How to complete this task -
Go through the data and retrieve each line that includes the string "weight".

Saved data entries:
————

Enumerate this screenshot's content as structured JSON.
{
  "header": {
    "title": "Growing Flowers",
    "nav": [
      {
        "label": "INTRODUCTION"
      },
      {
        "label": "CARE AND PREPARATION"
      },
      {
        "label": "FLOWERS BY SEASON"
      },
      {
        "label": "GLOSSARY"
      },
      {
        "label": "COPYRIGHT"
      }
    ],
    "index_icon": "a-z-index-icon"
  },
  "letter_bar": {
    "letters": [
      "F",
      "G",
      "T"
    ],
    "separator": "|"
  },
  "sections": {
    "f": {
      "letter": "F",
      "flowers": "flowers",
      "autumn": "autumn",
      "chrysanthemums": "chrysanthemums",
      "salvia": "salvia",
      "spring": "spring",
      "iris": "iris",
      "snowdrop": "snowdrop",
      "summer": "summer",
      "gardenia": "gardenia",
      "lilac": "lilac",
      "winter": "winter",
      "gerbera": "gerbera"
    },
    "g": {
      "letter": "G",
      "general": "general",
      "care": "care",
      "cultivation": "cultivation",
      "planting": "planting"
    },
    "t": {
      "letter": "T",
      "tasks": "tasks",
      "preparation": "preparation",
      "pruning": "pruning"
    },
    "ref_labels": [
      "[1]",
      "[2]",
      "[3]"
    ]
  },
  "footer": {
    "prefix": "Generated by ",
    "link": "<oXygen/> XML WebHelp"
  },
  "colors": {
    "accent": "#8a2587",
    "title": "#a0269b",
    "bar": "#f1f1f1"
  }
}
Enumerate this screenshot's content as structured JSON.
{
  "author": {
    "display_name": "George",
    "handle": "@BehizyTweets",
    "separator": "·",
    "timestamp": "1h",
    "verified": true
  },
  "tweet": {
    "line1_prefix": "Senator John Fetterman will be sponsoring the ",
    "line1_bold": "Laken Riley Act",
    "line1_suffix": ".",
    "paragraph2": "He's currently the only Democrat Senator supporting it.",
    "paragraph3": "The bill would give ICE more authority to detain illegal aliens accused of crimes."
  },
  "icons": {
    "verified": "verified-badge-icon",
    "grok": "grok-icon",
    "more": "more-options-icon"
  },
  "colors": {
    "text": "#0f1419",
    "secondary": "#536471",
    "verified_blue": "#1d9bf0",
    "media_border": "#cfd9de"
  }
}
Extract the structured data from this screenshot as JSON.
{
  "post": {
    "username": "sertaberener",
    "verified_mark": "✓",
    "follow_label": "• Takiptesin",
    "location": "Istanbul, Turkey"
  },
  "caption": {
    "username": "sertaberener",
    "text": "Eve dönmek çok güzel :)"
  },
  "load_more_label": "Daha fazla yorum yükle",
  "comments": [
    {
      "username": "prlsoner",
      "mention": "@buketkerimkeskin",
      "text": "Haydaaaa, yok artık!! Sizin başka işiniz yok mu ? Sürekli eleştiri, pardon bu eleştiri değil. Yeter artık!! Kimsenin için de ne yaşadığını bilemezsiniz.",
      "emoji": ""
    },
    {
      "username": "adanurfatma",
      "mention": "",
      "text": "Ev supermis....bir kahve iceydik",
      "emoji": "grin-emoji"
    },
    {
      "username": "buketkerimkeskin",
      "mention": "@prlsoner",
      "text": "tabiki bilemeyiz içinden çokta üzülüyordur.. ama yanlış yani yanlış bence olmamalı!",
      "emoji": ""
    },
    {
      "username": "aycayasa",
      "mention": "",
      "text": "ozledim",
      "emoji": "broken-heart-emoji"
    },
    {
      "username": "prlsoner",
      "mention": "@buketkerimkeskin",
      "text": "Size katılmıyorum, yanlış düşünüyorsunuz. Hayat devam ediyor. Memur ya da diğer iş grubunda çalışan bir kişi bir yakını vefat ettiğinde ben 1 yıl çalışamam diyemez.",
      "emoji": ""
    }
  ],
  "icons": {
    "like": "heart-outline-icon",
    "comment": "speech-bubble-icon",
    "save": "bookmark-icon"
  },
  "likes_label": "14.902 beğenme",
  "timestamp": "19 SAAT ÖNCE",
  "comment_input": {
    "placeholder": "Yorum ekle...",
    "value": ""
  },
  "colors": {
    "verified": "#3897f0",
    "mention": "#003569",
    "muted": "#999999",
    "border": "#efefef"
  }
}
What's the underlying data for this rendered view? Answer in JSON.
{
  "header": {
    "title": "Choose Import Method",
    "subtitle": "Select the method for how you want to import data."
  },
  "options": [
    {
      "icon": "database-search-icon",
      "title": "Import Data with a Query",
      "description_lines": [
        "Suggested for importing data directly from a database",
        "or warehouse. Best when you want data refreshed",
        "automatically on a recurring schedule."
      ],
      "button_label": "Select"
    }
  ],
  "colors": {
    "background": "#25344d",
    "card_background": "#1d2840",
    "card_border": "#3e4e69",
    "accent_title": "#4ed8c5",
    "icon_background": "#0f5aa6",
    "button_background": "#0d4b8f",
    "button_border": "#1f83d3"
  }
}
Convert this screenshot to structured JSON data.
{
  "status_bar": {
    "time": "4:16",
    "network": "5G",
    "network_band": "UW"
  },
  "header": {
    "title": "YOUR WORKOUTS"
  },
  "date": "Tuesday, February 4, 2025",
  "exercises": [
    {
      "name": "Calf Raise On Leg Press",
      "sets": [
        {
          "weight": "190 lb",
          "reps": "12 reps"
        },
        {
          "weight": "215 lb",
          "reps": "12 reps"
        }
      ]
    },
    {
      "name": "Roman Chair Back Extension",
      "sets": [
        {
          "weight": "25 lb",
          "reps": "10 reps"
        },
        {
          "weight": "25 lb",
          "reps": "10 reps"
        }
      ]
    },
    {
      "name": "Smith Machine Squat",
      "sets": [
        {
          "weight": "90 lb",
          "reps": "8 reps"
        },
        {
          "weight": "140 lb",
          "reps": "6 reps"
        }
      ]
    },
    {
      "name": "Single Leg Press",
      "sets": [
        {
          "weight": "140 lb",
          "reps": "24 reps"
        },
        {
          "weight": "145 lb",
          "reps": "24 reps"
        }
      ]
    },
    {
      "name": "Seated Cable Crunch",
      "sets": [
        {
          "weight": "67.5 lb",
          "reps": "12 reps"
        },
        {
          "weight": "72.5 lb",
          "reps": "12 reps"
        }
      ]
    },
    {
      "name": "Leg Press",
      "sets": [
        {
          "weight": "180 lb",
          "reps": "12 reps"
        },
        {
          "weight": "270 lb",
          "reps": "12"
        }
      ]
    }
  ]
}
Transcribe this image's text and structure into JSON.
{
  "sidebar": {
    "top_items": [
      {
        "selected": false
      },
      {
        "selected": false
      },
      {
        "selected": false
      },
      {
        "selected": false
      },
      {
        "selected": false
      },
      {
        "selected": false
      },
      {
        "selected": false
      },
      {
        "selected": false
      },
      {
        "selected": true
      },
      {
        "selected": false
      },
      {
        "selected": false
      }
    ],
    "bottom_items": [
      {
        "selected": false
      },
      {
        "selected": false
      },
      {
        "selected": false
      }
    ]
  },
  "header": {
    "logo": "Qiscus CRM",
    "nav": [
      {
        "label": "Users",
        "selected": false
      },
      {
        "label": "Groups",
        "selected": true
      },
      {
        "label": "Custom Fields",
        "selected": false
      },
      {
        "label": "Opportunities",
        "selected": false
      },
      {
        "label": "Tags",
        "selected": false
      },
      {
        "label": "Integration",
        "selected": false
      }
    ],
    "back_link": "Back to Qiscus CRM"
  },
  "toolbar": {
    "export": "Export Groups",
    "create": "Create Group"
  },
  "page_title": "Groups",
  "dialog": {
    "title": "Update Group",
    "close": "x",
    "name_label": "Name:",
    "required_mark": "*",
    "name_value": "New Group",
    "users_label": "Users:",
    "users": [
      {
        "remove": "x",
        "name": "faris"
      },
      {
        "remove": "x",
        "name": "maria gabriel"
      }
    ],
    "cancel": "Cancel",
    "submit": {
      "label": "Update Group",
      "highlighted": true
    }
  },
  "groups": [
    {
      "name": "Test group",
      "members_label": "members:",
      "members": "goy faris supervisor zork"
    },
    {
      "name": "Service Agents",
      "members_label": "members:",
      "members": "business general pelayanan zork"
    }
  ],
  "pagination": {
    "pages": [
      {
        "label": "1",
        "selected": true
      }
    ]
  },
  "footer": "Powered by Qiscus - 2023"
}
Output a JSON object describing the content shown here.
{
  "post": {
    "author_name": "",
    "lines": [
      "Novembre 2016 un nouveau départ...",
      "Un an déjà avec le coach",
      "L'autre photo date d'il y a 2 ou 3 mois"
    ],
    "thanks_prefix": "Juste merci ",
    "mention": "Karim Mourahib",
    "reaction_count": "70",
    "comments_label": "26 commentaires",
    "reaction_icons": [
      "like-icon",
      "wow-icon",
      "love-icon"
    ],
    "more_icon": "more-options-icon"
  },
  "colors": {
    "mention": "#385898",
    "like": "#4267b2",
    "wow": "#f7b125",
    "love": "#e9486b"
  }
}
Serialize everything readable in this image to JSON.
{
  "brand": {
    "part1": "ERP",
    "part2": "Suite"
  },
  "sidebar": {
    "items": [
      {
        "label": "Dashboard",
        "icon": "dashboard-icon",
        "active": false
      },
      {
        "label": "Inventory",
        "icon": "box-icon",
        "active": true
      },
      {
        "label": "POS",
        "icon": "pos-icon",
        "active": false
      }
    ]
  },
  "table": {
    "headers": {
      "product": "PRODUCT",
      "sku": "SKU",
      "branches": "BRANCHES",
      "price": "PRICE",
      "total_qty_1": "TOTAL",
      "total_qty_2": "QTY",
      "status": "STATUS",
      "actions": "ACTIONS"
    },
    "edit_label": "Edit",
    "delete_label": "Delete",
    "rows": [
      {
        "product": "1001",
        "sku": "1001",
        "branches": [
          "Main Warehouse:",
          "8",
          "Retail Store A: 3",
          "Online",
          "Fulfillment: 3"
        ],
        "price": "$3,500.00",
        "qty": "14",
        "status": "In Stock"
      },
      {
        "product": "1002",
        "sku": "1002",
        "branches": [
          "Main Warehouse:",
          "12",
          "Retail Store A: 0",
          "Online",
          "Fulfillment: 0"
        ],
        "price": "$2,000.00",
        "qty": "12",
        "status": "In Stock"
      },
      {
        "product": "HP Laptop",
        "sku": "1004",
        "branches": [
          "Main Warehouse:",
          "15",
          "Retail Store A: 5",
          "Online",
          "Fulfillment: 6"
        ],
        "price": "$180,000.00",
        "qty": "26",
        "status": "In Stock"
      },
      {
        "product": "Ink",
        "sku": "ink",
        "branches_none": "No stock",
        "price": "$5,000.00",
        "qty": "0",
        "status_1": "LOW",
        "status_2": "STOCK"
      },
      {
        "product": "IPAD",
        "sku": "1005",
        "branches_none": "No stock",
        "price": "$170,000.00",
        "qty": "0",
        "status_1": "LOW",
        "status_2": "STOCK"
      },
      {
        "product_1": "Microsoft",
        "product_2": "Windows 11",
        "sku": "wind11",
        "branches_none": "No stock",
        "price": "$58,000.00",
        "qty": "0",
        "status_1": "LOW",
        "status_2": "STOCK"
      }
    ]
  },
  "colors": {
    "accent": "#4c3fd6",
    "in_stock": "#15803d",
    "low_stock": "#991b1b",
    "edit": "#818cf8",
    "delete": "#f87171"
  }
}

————

Answer space -
          "weight": "190 lb",
          "weight": "215 lb",
          "weight": "25 lb",
          "weight": "25 lb",
          "weight": "90 lb",
          "weight": "140 lb",
          "weight": "140 lb",
          "weight": "145 lb",
          "weight": "67.5 lb",
          "weight": "72.5 lb",
          "weight": "180 lb",
          "weight": "270 lb",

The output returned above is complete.